Cancer is a prominent cause of morbidity and mortality worldwide, in spite of advances in therapeutic interventions and supportive care. In 2018 alone, there were 18·1 million new cancer cases and 9·6 million deaths indicating the need for novel anticancer agents. Plant-based products have often been linked with protective effects against communicable and non-communicable diseases. Recently, we have shown that animals such as crocodiles thrive in polluted environments and are often exposed to carcinogenic agents, but still benefit from prolonged lifespan. The protective mechanisms shielding them from cancer could be attributed to the immune system, and/or it is possible that their gut microbiota produce anticancer molecules. In support, several lines of evidence suggest that gut microbiota plays a critical role in the physiology of its host. Here, we reviewed the available literature to assess whether the gut microbiota of animals thriving in polluted environment possess anticancer molecules.

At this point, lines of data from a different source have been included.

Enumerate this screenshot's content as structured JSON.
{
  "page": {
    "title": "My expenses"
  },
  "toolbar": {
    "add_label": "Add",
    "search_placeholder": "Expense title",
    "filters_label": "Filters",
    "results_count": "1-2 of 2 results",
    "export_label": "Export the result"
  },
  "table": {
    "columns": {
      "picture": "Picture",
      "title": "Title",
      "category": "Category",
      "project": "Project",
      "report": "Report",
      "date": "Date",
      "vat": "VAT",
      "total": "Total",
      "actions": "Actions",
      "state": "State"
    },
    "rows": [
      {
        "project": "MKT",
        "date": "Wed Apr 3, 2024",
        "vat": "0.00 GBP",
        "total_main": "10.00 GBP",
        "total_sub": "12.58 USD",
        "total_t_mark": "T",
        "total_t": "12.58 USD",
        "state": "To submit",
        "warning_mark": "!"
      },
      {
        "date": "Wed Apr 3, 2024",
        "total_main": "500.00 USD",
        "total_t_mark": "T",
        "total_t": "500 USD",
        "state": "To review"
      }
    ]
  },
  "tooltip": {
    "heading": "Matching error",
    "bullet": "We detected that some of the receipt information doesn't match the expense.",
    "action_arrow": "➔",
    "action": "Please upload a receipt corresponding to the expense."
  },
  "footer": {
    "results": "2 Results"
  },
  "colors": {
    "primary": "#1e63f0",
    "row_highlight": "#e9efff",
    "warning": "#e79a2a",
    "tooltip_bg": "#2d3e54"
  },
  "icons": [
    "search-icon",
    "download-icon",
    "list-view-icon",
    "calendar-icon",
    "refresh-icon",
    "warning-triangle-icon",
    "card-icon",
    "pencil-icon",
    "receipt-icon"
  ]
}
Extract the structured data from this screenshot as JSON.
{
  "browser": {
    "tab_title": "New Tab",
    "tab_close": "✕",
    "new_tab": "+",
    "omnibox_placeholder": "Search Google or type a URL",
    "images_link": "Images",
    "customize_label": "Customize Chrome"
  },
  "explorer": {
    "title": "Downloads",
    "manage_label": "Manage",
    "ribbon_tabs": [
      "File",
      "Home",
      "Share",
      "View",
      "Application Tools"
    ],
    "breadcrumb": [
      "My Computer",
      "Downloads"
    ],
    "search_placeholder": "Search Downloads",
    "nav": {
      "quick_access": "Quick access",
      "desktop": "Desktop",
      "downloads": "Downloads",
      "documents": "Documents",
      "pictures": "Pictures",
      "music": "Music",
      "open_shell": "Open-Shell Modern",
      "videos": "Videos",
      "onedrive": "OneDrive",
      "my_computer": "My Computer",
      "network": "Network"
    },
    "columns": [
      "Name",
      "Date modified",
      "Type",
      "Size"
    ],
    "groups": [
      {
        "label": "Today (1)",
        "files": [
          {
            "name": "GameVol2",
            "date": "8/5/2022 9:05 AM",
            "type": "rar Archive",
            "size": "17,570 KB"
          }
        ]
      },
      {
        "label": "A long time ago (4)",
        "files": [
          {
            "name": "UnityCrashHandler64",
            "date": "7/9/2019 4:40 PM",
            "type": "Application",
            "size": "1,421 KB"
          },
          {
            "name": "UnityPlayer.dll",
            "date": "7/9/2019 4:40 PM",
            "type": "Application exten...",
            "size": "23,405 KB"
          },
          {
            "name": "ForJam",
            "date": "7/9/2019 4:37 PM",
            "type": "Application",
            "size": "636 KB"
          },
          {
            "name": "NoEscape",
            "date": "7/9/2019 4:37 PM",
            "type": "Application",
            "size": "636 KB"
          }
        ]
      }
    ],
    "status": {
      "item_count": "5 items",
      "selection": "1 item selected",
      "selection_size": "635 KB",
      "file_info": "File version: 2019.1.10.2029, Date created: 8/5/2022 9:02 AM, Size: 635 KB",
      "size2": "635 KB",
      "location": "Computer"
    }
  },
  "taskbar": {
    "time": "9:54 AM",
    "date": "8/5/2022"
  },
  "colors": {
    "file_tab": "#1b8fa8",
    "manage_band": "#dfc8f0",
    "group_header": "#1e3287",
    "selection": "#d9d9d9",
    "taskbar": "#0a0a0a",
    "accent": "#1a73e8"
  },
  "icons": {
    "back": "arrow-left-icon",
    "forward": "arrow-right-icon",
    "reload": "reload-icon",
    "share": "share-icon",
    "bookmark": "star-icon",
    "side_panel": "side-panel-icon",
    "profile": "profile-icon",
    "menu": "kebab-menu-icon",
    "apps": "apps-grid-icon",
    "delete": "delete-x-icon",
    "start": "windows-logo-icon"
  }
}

* Title and MeSH Headings from MEDLINE®/PubMed®, a database of the U.S. National Library of Medicine.